What is wargaming? Why did you pick it? How long have you been a gamer for? Where do your staff come from? Had they ever seen anything like this before? Who buys these? She asked a good range of questions, perhaps with a slant towards doing a story focused on a person (me!) rather than miniature painting or the industry of miniature painting in general (not that I'm complaining). 

The end of the interview caught me off guard: Pushpa the photographer took a great many pictures of me with miniatures -- I guess I know a playboy model feels - just with minis. And pants. They also insisted I couldn't make ridiculous faces, and its hard for me to make a normal face when a picture is being taken (check me out on facebook -- there's almost no images where I'm not trying to look like a five year old).  

 I think there is good scope for a general story of Asian miniature painting, from Sri Lanka to Hong Kong, where it's a very real business creating full time employment. You've got Sanath Fernando only half an hours' drive from me who started full time professional miniature painting in the first place (last I heard he had 80 painters), newer companies like Reinforcements by Post (Bangladesh) and DJD Minis (Thailand), and then late entrants like us specializing in fantasy. 

Us being covered in the local media doesn't really touch a lot of people interested in miniatures or painting, but it is nice for the staff to be able to show the article to friends and such and be asked about it at parties. Further, it might help build interest in our fledgling gaming community out here. 
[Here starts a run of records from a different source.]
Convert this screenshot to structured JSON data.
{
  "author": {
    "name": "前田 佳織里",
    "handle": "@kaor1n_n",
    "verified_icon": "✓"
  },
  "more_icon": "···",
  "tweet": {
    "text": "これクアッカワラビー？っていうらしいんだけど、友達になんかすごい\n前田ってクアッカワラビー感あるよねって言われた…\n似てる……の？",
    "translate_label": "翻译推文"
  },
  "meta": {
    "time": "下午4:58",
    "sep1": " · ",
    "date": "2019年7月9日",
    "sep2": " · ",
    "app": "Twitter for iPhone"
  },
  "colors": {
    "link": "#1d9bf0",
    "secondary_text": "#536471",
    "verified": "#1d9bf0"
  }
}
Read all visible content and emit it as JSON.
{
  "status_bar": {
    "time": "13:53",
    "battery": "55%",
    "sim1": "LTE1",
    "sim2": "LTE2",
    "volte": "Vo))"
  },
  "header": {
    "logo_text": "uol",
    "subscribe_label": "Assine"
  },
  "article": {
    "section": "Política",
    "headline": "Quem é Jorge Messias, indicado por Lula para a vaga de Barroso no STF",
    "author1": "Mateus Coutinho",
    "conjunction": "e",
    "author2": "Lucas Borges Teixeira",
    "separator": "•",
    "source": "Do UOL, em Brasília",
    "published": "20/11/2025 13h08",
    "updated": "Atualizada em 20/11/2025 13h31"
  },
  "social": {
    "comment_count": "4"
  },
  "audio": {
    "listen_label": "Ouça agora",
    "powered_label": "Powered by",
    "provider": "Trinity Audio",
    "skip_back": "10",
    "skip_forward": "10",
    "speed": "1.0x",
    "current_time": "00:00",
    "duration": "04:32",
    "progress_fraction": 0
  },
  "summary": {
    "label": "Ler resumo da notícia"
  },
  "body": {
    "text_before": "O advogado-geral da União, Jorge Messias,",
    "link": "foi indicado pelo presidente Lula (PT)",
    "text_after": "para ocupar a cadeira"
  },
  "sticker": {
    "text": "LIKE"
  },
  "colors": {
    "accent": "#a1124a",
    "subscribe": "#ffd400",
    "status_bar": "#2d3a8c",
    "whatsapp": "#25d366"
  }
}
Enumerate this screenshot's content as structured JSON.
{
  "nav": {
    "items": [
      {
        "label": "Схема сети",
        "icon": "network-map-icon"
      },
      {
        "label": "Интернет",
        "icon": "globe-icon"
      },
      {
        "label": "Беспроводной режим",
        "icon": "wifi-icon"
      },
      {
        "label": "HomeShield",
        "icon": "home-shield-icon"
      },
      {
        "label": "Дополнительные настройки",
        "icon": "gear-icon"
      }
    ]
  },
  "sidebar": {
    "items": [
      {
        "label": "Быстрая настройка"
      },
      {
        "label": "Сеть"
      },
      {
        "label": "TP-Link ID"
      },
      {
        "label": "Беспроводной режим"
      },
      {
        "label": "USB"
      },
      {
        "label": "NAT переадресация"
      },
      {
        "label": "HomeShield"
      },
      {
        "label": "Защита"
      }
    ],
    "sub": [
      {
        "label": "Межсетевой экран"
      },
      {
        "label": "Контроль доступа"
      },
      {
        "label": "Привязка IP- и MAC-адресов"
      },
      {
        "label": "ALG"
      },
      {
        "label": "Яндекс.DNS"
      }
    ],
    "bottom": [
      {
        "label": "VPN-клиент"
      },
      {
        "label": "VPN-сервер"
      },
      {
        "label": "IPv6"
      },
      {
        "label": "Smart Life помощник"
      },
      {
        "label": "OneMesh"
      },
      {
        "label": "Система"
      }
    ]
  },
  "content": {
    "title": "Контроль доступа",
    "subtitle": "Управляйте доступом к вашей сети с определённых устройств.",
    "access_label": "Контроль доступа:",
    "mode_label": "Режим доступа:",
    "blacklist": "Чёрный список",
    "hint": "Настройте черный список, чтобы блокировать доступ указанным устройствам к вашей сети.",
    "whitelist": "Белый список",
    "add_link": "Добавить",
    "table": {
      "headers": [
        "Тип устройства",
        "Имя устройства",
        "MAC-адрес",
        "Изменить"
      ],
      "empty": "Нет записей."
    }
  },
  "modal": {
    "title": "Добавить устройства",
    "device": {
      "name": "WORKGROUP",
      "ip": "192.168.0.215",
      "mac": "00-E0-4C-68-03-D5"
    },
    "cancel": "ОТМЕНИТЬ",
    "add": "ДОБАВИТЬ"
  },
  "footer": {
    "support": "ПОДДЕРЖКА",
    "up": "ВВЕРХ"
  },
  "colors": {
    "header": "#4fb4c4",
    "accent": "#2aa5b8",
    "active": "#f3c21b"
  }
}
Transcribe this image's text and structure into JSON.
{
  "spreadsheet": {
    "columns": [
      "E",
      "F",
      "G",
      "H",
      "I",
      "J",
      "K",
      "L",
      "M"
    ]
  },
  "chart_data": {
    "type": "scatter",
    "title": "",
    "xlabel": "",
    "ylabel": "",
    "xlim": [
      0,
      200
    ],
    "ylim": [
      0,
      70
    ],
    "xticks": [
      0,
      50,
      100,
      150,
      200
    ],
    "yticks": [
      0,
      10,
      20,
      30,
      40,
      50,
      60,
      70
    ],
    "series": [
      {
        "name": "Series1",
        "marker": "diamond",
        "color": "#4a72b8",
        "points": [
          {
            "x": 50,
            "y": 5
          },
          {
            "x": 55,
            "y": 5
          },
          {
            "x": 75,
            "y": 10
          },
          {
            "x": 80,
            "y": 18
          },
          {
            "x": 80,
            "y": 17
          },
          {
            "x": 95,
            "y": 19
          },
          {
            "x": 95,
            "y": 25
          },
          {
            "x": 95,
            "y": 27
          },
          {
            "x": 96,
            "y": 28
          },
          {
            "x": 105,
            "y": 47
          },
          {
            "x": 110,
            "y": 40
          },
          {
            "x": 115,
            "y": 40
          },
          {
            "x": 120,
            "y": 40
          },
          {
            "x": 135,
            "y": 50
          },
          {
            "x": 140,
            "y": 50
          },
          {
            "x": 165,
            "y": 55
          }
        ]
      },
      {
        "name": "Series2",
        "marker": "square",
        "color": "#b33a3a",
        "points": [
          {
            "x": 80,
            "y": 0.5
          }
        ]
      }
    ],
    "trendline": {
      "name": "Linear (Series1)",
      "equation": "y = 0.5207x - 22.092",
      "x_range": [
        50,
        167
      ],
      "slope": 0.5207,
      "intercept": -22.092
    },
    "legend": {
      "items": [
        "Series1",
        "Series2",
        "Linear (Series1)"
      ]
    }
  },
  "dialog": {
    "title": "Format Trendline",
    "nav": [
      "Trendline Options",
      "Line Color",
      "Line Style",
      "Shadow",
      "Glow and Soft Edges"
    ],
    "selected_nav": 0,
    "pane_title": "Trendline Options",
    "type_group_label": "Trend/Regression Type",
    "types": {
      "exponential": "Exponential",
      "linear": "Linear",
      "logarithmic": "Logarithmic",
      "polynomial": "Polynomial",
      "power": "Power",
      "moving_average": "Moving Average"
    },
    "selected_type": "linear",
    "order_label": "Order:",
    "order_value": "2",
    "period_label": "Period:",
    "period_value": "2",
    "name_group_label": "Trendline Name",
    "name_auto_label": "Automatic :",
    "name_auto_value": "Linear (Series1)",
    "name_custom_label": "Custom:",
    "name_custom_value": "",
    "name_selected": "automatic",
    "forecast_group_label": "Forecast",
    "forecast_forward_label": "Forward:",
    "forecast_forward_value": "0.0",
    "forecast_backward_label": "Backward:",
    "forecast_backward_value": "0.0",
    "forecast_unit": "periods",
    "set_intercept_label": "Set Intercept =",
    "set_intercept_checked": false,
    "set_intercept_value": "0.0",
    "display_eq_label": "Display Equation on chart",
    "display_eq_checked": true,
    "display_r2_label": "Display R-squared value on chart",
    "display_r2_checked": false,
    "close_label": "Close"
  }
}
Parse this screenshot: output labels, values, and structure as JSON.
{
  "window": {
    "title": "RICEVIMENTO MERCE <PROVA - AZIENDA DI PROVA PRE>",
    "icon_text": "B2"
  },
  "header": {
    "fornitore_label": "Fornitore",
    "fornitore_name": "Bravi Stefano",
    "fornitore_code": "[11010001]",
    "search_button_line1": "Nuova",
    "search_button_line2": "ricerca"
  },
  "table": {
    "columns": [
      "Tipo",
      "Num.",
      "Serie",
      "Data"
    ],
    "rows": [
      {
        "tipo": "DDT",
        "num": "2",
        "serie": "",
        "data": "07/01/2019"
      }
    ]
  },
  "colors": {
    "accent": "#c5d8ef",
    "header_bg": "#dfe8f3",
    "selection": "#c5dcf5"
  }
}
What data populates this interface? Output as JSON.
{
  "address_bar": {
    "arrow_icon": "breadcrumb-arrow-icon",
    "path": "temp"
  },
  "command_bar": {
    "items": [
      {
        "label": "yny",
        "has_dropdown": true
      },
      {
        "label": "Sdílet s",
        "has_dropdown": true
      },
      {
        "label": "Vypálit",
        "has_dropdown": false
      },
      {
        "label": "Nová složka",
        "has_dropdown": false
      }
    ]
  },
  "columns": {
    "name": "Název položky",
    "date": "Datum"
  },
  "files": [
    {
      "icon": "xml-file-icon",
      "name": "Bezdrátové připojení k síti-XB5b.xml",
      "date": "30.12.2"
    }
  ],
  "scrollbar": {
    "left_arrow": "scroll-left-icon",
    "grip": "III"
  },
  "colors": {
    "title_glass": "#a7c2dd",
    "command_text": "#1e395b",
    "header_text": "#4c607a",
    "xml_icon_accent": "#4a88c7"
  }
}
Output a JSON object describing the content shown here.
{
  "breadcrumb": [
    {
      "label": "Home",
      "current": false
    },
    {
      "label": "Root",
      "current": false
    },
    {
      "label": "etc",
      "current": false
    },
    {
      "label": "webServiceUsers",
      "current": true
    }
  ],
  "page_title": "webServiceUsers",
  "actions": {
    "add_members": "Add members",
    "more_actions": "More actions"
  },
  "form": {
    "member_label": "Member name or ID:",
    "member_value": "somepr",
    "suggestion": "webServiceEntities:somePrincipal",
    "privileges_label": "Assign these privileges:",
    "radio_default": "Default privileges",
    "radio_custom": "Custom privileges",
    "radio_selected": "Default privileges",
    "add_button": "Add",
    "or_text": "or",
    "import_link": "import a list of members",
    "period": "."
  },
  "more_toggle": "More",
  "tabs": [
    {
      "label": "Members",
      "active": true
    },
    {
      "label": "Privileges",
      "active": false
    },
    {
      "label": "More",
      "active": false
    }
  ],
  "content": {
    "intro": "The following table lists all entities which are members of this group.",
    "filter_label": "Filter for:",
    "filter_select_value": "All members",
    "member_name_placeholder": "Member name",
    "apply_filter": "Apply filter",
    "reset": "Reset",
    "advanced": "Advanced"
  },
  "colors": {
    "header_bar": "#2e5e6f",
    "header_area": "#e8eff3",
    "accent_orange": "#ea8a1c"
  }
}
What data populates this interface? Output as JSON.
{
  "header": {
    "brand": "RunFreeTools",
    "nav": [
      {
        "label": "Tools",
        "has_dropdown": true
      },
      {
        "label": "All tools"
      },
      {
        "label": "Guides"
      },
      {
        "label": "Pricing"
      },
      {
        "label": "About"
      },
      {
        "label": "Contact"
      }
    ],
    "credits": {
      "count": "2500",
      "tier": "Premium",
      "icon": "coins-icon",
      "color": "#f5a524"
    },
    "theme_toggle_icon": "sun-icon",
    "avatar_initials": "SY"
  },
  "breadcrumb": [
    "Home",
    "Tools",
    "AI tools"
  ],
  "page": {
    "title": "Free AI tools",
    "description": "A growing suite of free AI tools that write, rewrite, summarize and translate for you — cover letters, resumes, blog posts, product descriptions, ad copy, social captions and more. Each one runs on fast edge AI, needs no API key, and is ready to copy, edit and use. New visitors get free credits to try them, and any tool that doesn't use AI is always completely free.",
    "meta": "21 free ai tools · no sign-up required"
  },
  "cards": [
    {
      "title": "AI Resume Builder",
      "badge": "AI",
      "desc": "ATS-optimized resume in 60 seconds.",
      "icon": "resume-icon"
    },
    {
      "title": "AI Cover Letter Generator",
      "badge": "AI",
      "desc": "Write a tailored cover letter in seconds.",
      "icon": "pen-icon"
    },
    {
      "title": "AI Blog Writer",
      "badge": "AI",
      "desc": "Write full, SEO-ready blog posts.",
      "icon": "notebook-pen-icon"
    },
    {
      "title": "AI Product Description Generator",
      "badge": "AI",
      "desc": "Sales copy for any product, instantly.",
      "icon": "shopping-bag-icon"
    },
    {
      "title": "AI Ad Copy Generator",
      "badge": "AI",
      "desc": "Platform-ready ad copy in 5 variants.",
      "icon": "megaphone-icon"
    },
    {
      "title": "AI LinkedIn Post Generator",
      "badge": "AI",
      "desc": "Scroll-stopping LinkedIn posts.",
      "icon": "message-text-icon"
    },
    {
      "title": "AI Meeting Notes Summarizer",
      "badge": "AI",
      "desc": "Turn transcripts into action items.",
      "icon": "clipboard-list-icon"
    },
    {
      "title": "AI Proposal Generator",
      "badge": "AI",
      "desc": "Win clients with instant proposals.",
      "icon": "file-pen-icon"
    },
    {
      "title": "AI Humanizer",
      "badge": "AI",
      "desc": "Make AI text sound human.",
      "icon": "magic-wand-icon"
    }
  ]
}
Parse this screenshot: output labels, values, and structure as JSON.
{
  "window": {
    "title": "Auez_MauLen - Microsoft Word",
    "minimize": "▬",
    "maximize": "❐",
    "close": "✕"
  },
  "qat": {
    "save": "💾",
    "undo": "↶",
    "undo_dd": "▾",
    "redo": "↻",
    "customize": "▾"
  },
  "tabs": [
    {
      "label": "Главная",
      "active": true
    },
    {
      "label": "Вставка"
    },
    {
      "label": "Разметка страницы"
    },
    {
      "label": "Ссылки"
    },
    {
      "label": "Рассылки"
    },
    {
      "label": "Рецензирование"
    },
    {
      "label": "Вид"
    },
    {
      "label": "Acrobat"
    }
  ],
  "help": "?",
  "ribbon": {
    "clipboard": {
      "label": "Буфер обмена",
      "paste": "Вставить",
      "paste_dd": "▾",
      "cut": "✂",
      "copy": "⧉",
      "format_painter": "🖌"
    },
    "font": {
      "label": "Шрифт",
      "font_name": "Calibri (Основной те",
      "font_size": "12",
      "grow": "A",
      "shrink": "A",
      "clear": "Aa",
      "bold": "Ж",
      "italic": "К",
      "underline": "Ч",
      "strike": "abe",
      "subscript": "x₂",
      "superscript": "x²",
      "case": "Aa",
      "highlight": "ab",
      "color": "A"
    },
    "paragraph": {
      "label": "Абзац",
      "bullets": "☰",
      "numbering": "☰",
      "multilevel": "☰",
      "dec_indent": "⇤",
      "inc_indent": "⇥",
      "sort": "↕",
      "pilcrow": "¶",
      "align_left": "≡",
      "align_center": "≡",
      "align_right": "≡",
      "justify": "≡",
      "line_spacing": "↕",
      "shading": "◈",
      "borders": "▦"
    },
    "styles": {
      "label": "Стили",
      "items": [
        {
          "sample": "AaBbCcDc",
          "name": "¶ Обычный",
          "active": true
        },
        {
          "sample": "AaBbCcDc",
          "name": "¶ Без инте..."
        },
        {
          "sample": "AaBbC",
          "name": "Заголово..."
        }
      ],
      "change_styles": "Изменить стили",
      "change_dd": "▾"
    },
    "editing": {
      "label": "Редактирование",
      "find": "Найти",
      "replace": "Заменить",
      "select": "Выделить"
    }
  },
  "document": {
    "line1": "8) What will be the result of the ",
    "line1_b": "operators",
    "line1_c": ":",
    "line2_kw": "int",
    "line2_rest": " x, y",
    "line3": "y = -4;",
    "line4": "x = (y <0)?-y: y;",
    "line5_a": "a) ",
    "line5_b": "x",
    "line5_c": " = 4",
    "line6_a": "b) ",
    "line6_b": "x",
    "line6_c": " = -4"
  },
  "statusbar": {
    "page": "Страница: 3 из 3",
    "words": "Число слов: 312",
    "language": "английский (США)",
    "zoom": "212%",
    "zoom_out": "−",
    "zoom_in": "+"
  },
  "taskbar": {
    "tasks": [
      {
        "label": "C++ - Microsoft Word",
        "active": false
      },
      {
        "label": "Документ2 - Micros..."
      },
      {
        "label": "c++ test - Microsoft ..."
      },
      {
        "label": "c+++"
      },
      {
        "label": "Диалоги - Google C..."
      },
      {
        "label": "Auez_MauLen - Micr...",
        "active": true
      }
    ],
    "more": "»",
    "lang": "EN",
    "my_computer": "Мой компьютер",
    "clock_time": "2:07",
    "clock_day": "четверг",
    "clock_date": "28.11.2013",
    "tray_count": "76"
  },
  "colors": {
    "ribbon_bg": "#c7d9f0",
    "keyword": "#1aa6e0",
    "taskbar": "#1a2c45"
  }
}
You can see more pictures of their visit on our facebook page here. We'll be updating this gallery with the pics of the article and link to it online.